I’m squeezing every last drop of sunshine into my paintings this week with impulsive plain air paintings – I have my plein air kit in my boot ready to go whenever the scene and time offers.
This lunchtime between lessons I just had to get out onto the delightful meadows behind Stratford -Sub –castle, with this iconic view of Salisbury cathedral beside the river Avon.
I’m a happy bunny when I get to paint outdoors, even if I was sweltering under sensible sun/painting cover up and a hat and I only had an hour– whew it was a hot day for April!
‘Salisbury Cathedral from Stratford meadows’ by Angela Corben. Atelier Interactive acrylics on canvas 30cm x 40cm
Here is my photo from the scene which you can compare with my painted interpretation.
You can see I decided not include the foreground fence posts as they competed against the vertical of the spire. I’ve instead, simplified the ‘lead in’ of the curved path with just a few brush strokes. SIMPLIFY, SIMPLIFY, SIMPLIFY is my mantra.
I’ve built up texture using dry brush and scumbling to suggest the light on the mid-ground grasses; I tried to observe how the colour of the light grasses changes from warm ochre in the foreground to light to ‘off’ white with the sun bleaching it, to a dusky grey lilac in the distant cooler light.

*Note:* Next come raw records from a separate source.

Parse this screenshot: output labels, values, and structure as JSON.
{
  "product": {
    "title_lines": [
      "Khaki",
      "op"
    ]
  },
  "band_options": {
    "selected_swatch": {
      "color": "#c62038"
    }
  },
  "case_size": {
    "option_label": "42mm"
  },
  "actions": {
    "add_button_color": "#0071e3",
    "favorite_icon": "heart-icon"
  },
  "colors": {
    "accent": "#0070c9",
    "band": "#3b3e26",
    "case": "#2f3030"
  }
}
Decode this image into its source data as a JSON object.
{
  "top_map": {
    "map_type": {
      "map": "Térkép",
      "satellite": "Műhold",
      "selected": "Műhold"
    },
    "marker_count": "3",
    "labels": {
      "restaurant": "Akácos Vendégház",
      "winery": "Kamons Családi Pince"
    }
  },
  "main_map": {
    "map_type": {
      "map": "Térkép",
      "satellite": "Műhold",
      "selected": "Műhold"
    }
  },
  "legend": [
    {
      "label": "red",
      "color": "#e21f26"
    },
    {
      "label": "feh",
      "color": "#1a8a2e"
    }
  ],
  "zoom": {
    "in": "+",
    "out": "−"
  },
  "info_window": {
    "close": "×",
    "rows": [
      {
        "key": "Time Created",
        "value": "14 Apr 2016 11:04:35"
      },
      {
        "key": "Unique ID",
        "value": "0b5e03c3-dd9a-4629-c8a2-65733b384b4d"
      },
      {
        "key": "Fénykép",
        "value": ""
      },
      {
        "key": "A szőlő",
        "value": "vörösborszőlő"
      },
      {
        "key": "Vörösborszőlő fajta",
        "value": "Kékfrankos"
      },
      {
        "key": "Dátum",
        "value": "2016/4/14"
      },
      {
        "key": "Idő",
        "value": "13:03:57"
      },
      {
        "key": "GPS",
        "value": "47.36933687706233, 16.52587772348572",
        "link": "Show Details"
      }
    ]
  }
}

The greens are similarly keyed with more ultramarine blue in the cool areas mix and more ochre and cadmium yellow in the warm light.
I’m going to leave this painting as it is. Plein air is such a delicate balance between capturing a likeness and keeping that feeling of immediacy, and my utmost priority is to reserve its freshness- so I will go and sit on my hands!
Next week I am teaching a 3 day’ How to Paint en plein air’ course at the Sandy Balls holiday Village, near Fordingbridge in the New Forest.
I hope to post up images of how we got on- so do tune in.